* Task *
Tally the lines of the data that include the word "name" and state the total, nothing else.
Record extracts Start Marker
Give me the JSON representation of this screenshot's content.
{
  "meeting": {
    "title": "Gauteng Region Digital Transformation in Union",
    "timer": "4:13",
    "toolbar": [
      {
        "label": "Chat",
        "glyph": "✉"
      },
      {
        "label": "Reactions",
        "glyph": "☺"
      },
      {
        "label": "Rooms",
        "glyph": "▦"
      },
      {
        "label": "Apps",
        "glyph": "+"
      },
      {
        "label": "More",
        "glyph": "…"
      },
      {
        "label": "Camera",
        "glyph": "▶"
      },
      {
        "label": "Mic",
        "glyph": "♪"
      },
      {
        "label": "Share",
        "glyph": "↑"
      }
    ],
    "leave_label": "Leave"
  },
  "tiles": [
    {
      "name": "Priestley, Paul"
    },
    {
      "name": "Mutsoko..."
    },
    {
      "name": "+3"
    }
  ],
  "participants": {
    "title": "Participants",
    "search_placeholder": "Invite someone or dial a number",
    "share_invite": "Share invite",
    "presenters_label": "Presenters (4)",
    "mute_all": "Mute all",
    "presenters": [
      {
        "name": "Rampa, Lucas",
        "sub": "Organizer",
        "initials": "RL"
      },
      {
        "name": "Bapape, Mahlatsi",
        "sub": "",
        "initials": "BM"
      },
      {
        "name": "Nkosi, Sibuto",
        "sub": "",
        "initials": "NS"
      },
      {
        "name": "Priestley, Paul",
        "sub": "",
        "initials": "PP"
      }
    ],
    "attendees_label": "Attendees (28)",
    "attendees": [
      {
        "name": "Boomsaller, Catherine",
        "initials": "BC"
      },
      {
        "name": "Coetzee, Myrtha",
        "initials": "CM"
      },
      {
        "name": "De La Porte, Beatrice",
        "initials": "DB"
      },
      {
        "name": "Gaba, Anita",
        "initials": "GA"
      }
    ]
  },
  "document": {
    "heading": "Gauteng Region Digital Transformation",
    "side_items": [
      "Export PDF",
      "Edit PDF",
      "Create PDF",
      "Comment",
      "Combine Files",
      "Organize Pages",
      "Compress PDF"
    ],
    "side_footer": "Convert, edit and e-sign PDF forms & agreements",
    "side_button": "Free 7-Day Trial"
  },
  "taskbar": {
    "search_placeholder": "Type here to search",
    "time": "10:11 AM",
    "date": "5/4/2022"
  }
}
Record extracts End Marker
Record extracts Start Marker
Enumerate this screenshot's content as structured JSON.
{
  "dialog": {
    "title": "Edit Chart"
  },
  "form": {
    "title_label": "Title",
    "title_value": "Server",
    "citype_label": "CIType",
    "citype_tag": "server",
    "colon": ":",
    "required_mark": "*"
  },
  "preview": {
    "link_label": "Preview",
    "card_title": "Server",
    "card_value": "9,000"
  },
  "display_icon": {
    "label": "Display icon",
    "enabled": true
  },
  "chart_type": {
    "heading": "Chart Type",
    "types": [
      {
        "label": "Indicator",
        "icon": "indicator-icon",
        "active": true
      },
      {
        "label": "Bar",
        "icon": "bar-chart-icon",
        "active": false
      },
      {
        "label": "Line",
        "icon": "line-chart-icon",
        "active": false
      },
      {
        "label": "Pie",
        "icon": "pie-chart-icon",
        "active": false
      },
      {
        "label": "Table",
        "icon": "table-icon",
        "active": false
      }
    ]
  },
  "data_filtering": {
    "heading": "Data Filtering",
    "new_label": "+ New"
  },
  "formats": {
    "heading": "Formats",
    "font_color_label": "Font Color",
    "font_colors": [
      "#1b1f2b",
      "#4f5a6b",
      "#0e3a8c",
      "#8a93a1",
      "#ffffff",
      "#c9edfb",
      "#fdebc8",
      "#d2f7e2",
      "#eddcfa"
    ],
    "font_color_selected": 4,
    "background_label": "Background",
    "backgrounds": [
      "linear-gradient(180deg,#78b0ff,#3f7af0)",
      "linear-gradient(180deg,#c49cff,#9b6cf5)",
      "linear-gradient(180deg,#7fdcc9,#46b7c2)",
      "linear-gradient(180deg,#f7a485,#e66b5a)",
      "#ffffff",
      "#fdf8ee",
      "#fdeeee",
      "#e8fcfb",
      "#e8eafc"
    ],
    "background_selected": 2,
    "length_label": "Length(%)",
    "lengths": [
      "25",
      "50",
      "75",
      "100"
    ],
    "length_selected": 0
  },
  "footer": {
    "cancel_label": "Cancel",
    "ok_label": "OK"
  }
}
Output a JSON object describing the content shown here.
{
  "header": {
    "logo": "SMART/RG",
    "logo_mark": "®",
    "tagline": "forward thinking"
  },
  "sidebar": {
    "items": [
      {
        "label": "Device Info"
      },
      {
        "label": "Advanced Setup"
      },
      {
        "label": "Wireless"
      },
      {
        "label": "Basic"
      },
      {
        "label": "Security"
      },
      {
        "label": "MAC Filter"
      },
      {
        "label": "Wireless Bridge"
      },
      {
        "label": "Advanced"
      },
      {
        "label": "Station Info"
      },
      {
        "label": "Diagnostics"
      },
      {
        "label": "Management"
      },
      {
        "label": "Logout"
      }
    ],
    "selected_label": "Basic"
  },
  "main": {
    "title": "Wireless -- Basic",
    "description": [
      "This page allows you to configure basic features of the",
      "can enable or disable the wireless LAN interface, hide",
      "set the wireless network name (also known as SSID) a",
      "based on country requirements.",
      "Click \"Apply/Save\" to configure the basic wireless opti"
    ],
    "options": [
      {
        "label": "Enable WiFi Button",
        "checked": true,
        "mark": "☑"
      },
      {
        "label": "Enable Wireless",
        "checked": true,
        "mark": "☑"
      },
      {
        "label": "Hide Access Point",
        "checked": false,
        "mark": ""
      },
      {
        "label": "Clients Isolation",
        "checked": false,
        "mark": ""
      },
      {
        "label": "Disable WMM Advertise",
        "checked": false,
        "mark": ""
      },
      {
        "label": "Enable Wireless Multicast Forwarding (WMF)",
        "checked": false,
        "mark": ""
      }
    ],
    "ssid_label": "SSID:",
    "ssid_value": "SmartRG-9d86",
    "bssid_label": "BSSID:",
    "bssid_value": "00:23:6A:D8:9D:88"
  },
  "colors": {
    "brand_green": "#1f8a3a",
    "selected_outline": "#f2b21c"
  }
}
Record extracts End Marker
* Result for this task *
12